All lines holding the word "Updates" should be located in the records and copied.
__________
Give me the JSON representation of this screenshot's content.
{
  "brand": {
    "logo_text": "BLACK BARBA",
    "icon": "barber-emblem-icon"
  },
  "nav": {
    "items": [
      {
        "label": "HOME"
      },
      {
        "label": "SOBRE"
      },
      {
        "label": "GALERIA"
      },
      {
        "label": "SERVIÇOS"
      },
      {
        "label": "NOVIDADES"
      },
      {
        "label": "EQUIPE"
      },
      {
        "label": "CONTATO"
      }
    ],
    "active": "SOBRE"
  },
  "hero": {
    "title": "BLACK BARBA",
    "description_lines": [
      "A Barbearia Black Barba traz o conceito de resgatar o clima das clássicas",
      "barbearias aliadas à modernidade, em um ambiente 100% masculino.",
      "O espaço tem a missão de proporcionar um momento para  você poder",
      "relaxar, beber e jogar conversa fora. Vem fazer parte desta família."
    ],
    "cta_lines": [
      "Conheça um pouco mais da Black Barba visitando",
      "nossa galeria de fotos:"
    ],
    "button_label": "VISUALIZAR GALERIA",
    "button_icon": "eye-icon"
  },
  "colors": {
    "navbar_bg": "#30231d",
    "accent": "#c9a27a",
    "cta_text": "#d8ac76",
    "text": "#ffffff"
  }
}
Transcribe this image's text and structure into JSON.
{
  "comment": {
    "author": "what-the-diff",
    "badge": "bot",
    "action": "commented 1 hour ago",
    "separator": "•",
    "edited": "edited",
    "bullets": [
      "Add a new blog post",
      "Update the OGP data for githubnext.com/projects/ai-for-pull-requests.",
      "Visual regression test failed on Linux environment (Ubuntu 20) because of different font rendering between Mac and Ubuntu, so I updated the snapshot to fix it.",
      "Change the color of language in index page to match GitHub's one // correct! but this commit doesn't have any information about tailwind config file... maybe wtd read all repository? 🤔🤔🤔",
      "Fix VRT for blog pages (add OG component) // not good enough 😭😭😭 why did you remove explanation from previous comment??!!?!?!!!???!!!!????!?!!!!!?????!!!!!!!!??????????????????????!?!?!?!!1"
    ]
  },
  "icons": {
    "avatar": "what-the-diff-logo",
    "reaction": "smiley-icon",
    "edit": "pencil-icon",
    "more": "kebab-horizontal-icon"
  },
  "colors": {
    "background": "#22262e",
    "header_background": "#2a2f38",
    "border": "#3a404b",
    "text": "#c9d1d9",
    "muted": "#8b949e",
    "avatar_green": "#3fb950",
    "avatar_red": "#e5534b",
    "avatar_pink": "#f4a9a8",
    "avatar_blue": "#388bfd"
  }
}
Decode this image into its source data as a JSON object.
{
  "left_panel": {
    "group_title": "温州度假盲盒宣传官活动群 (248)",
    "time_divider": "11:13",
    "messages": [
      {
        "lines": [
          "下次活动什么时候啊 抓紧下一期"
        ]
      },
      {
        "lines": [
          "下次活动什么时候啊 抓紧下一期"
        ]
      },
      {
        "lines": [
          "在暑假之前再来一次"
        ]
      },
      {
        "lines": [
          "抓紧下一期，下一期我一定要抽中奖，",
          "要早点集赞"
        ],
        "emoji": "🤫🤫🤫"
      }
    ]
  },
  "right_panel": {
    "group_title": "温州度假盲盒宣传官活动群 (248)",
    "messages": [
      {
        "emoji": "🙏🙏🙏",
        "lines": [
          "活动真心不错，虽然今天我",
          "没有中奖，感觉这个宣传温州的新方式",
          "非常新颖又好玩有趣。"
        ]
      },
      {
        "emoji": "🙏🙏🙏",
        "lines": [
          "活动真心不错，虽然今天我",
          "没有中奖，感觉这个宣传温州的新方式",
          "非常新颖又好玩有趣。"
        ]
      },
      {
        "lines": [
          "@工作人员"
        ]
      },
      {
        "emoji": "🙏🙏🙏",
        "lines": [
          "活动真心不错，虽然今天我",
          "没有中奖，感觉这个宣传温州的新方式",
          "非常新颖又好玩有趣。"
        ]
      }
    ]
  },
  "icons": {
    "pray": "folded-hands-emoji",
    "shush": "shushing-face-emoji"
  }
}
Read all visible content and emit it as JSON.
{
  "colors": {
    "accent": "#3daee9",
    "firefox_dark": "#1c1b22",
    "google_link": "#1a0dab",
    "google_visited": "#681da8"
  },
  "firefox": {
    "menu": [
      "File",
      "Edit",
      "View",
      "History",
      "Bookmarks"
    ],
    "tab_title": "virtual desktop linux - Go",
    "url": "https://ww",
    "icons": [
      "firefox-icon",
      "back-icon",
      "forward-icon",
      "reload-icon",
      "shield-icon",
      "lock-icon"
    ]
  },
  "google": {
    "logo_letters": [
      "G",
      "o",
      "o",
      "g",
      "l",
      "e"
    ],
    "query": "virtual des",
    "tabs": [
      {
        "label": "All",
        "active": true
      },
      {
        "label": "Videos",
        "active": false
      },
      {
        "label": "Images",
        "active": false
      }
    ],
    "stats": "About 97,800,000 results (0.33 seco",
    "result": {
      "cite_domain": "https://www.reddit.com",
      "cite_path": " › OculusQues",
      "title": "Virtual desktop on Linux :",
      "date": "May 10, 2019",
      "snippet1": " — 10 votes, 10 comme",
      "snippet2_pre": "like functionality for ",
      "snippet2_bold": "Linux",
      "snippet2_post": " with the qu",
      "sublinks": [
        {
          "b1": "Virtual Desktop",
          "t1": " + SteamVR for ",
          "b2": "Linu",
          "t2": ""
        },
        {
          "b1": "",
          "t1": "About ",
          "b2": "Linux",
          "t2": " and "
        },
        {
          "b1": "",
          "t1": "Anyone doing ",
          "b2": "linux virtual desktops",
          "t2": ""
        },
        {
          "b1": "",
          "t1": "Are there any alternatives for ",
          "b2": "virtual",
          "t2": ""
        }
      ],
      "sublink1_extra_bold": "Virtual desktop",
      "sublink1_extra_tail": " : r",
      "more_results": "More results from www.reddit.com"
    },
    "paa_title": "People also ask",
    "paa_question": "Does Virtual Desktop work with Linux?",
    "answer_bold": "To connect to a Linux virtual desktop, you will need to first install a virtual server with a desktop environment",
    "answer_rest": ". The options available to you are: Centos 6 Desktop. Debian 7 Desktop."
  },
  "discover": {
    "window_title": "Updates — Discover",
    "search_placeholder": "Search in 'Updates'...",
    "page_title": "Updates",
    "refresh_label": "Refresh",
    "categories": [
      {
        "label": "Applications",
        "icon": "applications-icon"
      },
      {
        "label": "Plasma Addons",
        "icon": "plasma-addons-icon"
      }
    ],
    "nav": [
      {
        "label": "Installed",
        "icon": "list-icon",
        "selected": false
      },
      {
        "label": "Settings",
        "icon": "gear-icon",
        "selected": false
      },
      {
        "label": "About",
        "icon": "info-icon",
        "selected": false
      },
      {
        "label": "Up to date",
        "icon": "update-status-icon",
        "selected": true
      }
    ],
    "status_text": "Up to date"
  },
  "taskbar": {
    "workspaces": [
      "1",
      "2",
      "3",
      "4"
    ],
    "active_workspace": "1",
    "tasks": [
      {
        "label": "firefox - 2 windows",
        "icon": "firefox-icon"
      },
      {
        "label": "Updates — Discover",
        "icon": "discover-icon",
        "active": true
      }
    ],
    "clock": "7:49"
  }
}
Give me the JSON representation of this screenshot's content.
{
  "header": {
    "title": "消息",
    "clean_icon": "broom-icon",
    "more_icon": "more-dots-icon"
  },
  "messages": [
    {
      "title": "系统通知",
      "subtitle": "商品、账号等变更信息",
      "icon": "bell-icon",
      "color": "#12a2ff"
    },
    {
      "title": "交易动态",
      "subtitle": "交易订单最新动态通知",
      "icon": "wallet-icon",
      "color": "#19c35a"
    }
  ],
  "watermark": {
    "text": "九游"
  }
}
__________
• **Output for this task**
    "window_title": "Updates — Discover",
    "search_placeholder": "Search in 'Updates'...",
    "page_title": "Updates",
        "label": "Updates — Discover",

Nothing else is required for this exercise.